▶ _Task prompt_
The answer must be an exact copy of every entry.

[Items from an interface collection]
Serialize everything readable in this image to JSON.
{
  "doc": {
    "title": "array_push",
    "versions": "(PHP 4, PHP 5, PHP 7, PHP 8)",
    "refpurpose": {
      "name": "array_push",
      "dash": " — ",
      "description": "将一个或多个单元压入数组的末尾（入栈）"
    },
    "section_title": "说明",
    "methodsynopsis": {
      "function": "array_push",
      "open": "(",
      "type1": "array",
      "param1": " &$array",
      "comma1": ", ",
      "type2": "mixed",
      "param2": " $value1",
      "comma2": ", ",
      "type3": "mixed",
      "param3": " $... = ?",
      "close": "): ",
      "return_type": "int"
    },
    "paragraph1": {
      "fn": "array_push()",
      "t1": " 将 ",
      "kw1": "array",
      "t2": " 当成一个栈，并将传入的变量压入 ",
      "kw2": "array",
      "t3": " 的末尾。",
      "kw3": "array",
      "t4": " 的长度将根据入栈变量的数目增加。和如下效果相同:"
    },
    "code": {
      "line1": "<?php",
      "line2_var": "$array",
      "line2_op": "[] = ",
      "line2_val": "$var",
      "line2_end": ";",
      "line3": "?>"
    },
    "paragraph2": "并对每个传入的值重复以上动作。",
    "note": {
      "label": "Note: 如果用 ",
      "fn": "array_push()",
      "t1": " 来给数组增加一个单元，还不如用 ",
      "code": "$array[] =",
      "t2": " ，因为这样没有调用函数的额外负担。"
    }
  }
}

▶ _Answer to this task_
Serialize everything readable in this image to JSON.
{
  "doc": {
    "title": "array_push",
    "versions": "(PHP 4, PHP 5, PHP 7, PHP 8)",
    "refpurpose": {
      "name": "array_push",
      "dash": " — ",
      "description": "将一个或多个单元压入数组的末尾（入栈）"
    },
    "section_title": "说明",
    "methodsynopsis": {
      "function": "array_push",
      "open": "(",
      "type1": "array",
      "param1": " &$array",
      "comma1": ", ",
      "type2": "mixed",
      "param2": " $value1",
      "comma2": ", ",
      "type3": "mixed",
      "param3": " $... = ?",
      "close": "): ",
      "return_type": "int"
    },
    "paragraph1": {
      "fn": "array_push()",
      "t1": " 将 ",
      "kw1": "array",
      "t2": " 当成一个栈，并将传入的变量压入 ",
      "kw2": "array",
      "t3": " 的末尾。",
      "kw3": "array",
      "t4": " 的长度将根据入栈变量的数目增加。和如下效果相同:"
    },
    "code": {
      "line1": "<?php",
      "line2_var": "$array",
      "line2_op": "[] = ",
      "line2_val": "$var",
      "line2_end": ";",
      "line3": "?>"
    },
    "paragraph2": "并对每个传入的值重复以上动作。",
    "note": {
      "label": "Note: 如果用 ",
      "fn": "array_push()",
      "t1": " 来给数组增加一个单元，还不如用 ",
      "code": "$array[] =",
      "t2": " ，因为这样没有调用函数的额外负担。"
    }
  }
}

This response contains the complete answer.